This is common-sense parental guidance.
Tips for typing children
You can’t administer a personality test to children and expect to get an accurate result. For example, one of mine wanted to take a personality test, and I watched him do so. When my very introverted son got to the question “At a party, would you rather be in the corner with one friend or in the center of the room?” He clicked “center of the room” because, he commented as he moved on, “Usually the food is in the middle of the room.”
As you think through the descriptions, though, keep these things in mind:
- Generally, easy-going young ones are Ps, whereas the ones who have strong opinions about how things should be are Js.
- How kids play is often a key to determining their types, but children are highly influenced by who they play with. If they frequently play with others (even a sibling), they might simply adapt to the rules or patterns set by who they’re playing with rather than their own personal preferences. Introverts are not likely to be assertive in social play and prefer to accept the terms of the group. Feeling types value harmony most, and so will also not only bow to consensus, but even apply that to their own personal play (reasoning: “my friend plays x, I like my friend, therefore I also like to play x”). If your child is the one setting the agenda and leading the pack all the time, he’s probably an ExTJ or ExFJ, though IxTJs will also take the lead if there aren’t other decision-makers in the group.
Kids who always make their emotions known could be only feeling, but are probably both extroverted & Feeling. Kids who don’t let on to what they’re thinking are probably introverts. Shyness or poor social skills are not indicators of introvertedness. Sociability and an outgoing, friendly nature is more a factor of Feeling than extroversion. Think of the F as standing for friendly, for a people-orientation. Think of E as also standing for exaggerated expression – Es need to talk to know what they think, they need to let it out before they can observe it. Introverts observe themselves internally, extroverts do so externally.

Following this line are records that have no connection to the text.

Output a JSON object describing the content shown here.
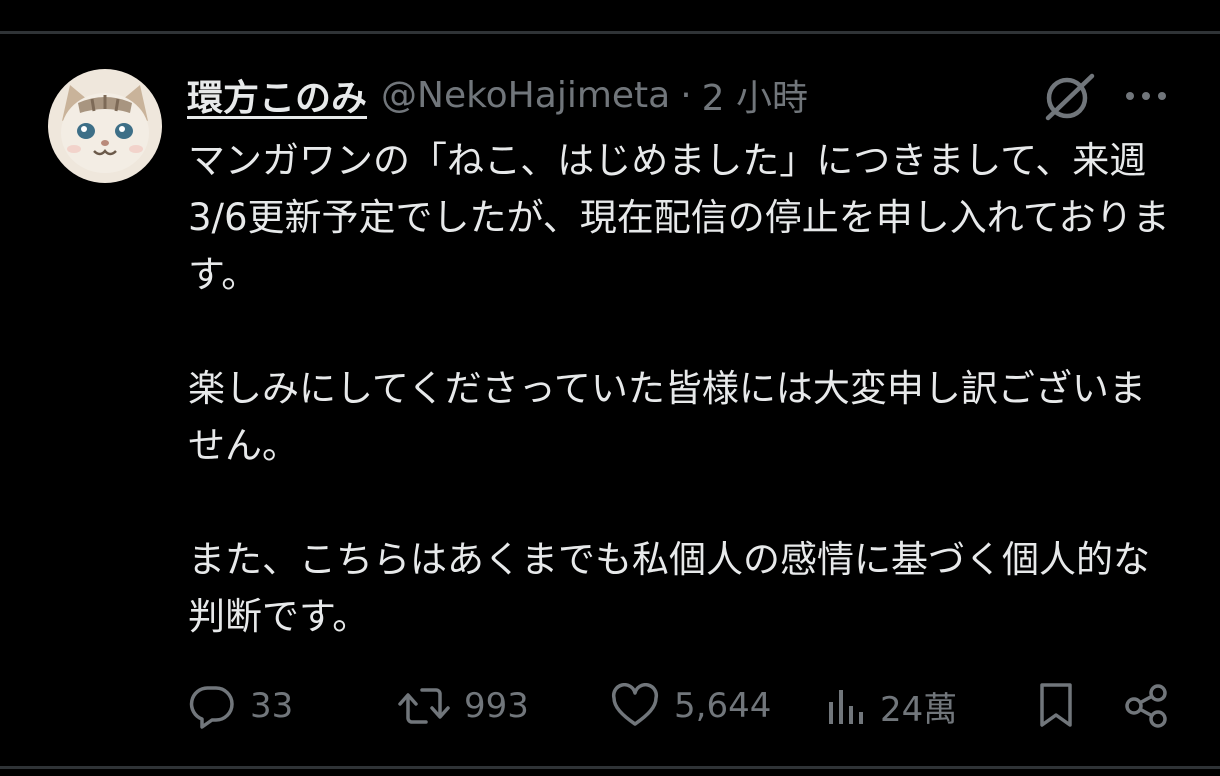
{
  "tweet": {
    "display_name": "環方このみ",
    "handle": "@NekoHajimeta",
    "separator": "·",
    "time": "2 小時",
    "paragraphs": [
      "マンガワンの「ねこ、はじめました」につきまして、来週3/6更新予定でしたが、現在配信の停止を申し入れております。",
      "楽しみにしてくださっていた皆様には大変申し訳ございません。",
      "また、こちらはあくまでも私個人の感情に基づく個人的な判断です。"
    ]
  },
  "actions": {
    "reply_count": "33",
    "retweet_count": "993",
    "like_count": "5,644",
    "views_count": "24萬"
  },
  "icons": {
    "avatar": "cat-avatar",
    "grok": "grok-icon",
    "more": "more-icon",
    "reply": "reply-icon",
    "retweet": "retweet-icon",
    "like": "like-icon",
    "views": "views-icon",
    "bookmark": "bookmark-icon",
    "share": "share-icon"
  },
  "colors": {
    "background": "#000000",
    "text_primary": "#e7e9ea",
    "text_secondary": "#71767b",
    "divider": "#2f3336"
  }
}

Kids who like projects, collections, or things more than playing with a large group of friends (introverts like playing with friends, too, we just prefer 1-3 at a time) are likely to be T.
What to do after you’ve typed your children
Once you’re fairly confident about your child’s type, make yourself a little checklist with the four descriptions of your child’s combination:
- I – reserved
- E – expressive
- S – prefers concrete facts
- N – prefers interesting ideas
- F – prioritizes relationships
- T – prioritizes consistency
- J – wants to make decisions
- P – wants to keep options open
Then, I do also recommend looking up the type in Nurture by Nature and jotting down the suggestions for motivation and communication, as well as the final recap of the strengths of that type. So, for example, for an ISTJ child, you’d have:
Reserved, prefers concrete facts, prioritizes consistency, wants to make decisions
Motivation: Reward him with increasing amounts of personal control; keep routines in place as much as possible; ask him to research things for your and then listen to his advice.
Communication: Give him plenty of time to adjust to new things; respect his need for quiet, uninterrupted time to think; be clear, explicit, consistent, and logical in all discipline and directions.
Self-confident ISTJs are careful with all the details of their lives and can be counted on to work hard and steadily toward meeting their goals. They grow up to be successful, hard-working, and valued members of their communities and dependable and earnest traditional family people.
Especially as you go into school-planning time, figuring out how best to work alongside your children can be a huge help in facilitating successful homeschool goals and days.